The show has grown from about 150 vendors at the first show to almost 400 for the third one, LaChance said. Two more floors for a total of five have been added to accommodate the increase.
LaChance cites the show’s close contacts with vendors and buyers and its knowledge of the market as distinguishing features.
“We operate a buying service, Stylepages…We are in the market every single day,” said LaChance.”We can really advise buyers about trends.”
The show focuses on contemporary and young designer lines, said LaChance, explaining, “Even designer stores need to find inexpensive T-shirts and hot items.”
The show also tries to bring West Coast lines to New York.
“Our L.A. following has more than doubled since the first show,” she said.
Also filling out the schedule of hotel trade shows are American Designers at The Waldorf and Designers at the Essex House, each showing four times a year with a small group of exhibitors.
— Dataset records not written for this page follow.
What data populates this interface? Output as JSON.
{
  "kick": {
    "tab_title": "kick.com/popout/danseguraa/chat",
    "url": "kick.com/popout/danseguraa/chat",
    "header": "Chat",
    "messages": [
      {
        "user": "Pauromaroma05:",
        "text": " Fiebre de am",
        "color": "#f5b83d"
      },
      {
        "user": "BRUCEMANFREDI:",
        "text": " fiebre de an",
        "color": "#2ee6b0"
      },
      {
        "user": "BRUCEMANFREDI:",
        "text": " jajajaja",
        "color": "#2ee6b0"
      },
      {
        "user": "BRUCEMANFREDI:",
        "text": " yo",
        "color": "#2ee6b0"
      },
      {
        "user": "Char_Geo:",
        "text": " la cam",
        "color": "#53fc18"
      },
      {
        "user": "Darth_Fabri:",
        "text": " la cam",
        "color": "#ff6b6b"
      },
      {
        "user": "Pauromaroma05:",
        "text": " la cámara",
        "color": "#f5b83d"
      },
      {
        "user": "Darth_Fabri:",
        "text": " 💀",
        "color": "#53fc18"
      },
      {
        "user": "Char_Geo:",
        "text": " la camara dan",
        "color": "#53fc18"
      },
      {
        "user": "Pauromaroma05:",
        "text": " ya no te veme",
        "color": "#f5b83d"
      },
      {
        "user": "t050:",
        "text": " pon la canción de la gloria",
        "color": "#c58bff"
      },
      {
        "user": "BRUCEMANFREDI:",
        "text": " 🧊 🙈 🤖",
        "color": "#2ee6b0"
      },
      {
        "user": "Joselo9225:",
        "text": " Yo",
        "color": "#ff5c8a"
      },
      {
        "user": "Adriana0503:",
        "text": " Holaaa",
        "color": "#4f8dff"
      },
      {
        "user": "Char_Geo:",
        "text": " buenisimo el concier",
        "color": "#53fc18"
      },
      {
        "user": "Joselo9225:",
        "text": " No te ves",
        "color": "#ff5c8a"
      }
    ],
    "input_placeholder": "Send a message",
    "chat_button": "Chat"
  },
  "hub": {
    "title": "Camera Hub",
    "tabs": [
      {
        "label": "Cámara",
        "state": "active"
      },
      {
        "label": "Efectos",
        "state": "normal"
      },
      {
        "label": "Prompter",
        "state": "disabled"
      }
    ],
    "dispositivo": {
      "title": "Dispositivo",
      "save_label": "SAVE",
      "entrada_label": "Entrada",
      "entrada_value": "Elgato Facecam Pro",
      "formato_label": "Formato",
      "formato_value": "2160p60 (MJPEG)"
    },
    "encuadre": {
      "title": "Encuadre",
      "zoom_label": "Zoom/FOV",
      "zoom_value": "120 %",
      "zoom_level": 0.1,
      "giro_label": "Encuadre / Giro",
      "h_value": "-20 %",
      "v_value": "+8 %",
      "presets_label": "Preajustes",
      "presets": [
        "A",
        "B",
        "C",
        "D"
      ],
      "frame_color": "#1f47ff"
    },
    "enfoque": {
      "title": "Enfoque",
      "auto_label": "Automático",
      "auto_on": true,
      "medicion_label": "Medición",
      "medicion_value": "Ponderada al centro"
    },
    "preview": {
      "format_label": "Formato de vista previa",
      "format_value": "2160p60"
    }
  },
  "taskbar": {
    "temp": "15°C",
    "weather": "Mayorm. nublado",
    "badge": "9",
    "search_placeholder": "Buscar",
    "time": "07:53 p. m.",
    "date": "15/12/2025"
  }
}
Each show has up to about 20 exhibitors.
According to Carla Jumonville, membership chairman for the Waldorf-Astoria group, buyer attendance has been fairly steady over the past few years. “We’re mostly designers from outside the Northeast, and buyers come to us because they know we’re here for a limited time only,” said Jumonville, who is also president of San Carlin, a designer eveningwear firm and one of the exhibitors.